|The Frankfurt-Tipp rating:|
|Original title:||X-Men – Apocalypse|
|Production country:||USA 2016|
|Running time:||Approx. 144 min.|
1983: It has been several years since the X-Men, with help from the future, destroyed the Sentinel, saving humans and mutants from certain annihilation. While Charles Xavier (James McAvoy) focuses on running his school, Magneto (Michael Fassbender) has completely retired. With his wife and daughter, he leads a modest life in Poland, where he tries to shake off his dark past. But when his true identity is revealed here and it leads to disaster, it drives Magneto straight into the arms of the immortal Apocalypse (Oscar Isaac), who has been freed from his millennia-long imprisonment. Now he's rallying powerful mutants to join him in building a new world order. To do this, he also needs the powers of Professor X, whom he brings under his control.

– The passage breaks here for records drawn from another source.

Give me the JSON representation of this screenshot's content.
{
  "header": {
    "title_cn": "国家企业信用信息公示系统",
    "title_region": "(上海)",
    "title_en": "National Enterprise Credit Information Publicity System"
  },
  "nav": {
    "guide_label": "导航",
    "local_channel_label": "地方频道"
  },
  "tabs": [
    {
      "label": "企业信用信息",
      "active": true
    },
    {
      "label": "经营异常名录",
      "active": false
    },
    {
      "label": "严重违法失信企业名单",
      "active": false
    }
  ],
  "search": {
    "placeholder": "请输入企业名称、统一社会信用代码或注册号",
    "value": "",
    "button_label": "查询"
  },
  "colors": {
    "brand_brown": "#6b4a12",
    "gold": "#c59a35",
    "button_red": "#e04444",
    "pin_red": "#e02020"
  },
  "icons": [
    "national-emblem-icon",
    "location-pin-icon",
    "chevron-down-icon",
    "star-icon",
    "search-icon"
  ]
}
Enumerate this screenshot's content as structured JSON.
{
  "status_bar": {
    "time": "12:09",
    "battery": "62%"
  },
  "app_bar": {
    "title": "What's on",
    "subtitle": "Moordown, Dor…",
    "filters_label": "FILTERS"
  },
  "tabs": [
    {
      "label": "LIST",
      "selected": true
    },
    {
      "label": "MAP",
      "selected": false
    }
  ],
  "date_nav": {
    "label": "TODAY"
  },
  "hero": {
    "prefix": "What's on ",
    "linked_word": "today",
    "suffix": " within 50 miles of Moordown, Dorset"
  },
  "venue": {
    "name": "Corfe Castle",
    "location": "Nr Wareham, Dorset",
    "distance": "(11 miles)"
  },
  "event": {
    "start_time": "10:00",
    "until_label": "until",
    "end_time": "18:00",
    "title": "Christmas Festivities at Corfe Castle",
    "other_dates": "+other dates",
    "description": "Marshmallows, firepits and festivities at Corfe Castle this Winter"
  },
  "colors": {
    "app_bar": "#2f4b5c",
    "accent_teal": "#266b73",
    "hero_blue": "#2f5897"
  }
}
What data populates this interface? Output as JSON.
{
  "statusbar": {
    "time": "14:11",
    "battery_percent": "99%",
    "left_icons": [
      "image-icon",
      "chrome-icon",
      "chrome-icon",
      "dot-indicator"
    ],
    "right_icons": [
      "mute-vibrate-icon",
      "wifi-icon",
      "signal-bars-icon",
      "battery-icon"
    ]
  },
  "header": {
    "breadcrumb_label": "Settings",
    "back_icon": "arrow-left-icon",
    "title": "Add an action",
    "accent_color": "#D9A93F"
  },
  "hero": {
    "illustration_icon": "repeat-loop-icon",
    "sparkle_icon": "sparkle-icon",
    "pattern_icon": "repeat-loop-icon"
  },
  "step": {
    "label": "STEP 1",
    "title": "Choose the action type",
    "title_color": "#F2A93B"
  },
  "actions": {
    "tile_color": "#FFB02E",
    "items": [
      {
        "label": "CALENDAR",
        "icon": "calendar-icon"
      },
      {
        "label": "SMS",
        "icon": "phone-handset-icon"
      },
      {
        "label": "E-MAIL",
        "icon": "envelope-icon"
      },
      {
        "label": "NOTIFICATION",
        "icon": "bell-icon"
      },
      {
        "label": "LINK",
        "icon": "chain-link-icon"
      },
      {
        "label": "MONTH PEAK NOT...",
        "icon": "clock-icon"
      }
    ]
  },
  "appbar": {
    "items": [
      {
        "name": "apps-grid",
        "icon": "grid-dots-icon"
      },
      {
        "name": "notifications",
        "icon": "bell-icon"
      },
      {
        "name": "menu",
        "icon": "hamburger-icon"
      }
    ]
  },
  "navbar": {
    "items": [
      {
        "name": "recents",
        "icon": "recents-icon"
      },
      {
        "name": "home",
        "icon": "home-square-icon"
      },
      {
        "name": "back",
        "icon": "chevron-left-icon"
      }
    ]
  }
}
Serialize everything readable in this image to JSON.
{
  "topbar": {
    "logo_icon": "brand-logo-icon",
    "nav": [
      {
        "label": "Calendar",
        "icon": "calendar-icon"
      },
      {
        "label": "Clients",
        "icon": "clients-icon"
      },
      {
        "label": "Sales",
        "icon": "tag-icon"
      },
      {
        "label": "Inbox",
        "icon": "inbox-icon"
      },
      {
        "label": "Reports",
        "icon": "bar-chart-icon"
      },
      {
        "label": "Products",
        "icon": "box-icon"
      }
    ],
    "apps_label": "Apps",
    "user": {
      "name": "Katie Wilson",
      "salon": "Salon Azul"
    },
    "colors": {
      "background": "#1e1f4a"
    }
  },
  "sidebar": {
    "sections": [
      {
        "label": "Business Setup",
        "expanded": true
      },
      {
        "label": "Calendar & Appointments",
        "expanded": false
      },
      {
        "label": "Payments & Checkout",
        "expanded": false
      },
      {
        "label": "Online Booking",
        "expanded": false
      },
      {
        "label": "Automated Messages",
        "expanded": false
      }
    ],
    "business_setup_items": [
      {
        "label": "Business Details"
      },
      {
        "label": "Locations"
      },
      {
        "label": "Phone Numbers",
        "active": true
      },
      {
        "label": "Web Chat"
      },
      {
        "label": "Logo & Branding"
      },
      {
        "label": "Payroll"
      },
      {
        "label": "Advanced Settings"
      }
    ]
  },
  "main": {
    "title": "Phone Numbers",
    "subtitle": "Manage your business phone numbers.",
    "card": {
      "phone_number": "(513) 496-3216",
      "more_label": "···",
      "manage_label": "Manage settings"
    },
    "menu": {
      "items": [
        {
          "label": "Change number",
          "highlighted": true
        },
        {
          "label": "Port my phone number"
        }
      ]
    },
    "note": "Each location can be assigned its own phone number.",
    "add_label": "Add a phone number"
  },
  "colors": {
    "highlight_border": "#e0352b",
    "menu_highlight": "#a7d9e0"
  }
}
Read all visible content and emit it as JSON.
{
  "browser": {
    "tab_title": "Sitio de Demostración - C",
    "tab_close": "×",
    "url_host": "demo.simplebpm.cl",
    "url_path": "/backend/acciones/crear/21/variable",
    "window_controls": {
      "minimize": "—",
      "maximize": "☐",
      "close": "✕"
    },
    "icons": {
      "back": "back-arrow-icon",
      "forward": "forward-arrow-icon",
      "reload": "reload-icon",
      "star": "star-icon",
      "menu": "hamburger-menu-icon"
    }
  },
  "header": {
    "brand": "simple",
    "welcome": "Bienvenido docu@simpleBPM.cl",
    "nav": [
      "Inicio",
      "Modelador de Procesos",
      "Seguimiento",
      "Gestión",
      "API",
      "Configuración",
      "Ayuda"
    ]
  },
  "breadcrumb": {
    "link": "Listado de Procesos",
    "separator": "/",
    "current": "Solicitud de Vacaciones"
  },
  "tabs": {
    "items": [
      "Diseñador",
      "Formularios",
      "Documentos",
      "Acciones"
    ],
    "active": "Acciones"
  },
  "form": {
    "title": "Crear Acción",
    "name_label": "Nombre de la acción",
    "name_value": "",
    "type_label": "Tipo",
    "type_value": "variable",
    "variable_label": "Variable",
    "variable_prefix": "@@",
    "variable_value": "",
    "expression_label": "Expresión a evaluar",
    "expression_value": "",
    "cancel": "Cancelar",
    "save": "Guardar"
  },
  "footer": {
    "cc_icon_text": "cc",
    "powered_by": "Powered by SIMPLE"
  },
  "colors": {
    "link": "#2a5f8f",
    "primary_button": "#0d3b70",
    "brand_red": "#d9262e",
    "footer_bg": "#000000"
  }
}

Now it's up to the X-Men, led by Raven (Jennifer Lawrence), to face this seemingly invincible foe in an epic battle.
With 2014's X-Men: Future is the Past, Bryan Singer had achieved a real feat. After four X-Men movies and two Wolverine adventures, he was able to catapult what should have been a somewhat worn-out franchise to new heights. Fans and critics agreed that Singer, director of the first two X-Men movies, had not only directed one of the best installments in the series, but also one of the best superhero movies of the year. The perfect mix of adventure and fun, of spectacle and thrilling story made this installment so successful. It was clear to everyone involved that the next film would have to measure up to it. And so X-Men: Apocalypse truly doesn't have it easy. Add to that the fact that this installment, even more than the other films, requires you to know the prequels in order to understand all the plot elements, allusions and developments.
That the first reviews of the new X-Men were rather restrained or even negative, was perhaps not really surprising, but is actually not really appropriate. Because even if there may be some quite justified points of criticism, X-Men: Apocalypse has become overall an absolutely successful, entertaining and coherent spectacle, which develops familiar characters and at the same time introduces a few new characters. Admittedly, this is exactly where one of the film's weaknesses lies, as even such interesting characters as Psylocke (Olivia Munn) or even Nightcrawler (Kodi Smit-McPhee) get a bit lost in the destructive finale after a good introduction at the end. Still, the new characters - or the younger editions of already familiar characters like Cyclops or Storm - definitely prove to be an asset to this X-Universe.
Jean Grey, portrayed by Game of Thrones star Sophie Turner, takes a central role. Singer establishes very well the power that emanates from the mutant and the dark shadow that hangs over her fate. Hopefully this will be done better and more effectively in an upcoming sequel than Brett Ratner managed ten years ago in the rather unloved X-Men - The Last Stand. However, Sophie Turner needs to work a little on her mimic expressiveness between now and then, and it's still not entirely convincing here. Oscar Isaac, who recently became a secret audience favorite as Poe Dameron in the last Star Wars movie, can deliver a really convincing performance as the all-powerful Apocalypse, covered by makeup and CGI effects. That's partly because Singer gives him something more to do than just stare around in evil.
But the best actors are still James McAvoy as Professor Charles Xavier and Michael Fassbender as Magneto, who has finally found his way onto the right path, only to be torn away from it again in a particularly tragic way. While the eternal battle between good and evil that Magneto has fought with himself in nearly every film is truly no longer new or original, Fassbender still manages to bring new facets to the character time and time again. Oscar winner Jennifer Lawrence, on the other hand, fails at this very point. Her portrayal of Raven/Mystique remains surprisingly static and - if you'll forgive this pun - colorless.
But in the end, even that doesn't really have a negative effect on the very successful overall picture. The only real problem the film has to contend with is that it hits theaters just a few weeks after The First Avenger: Civil War - a near-perfect superhero movie for a much wider audience. Given that X-Men: Apocalypse is really only for fans of the series, and then it does have some visible weaknesses, it does fall considerably more short in the immediate company of Captain America, Iran Man & Co. than it would have without that competition. Nonetheless, this is one of the better X-Men movies and for anyone who liked First Class and Future is the Past then too: absolutely worth seeing!!!!
An article by Frankfurt-Tipp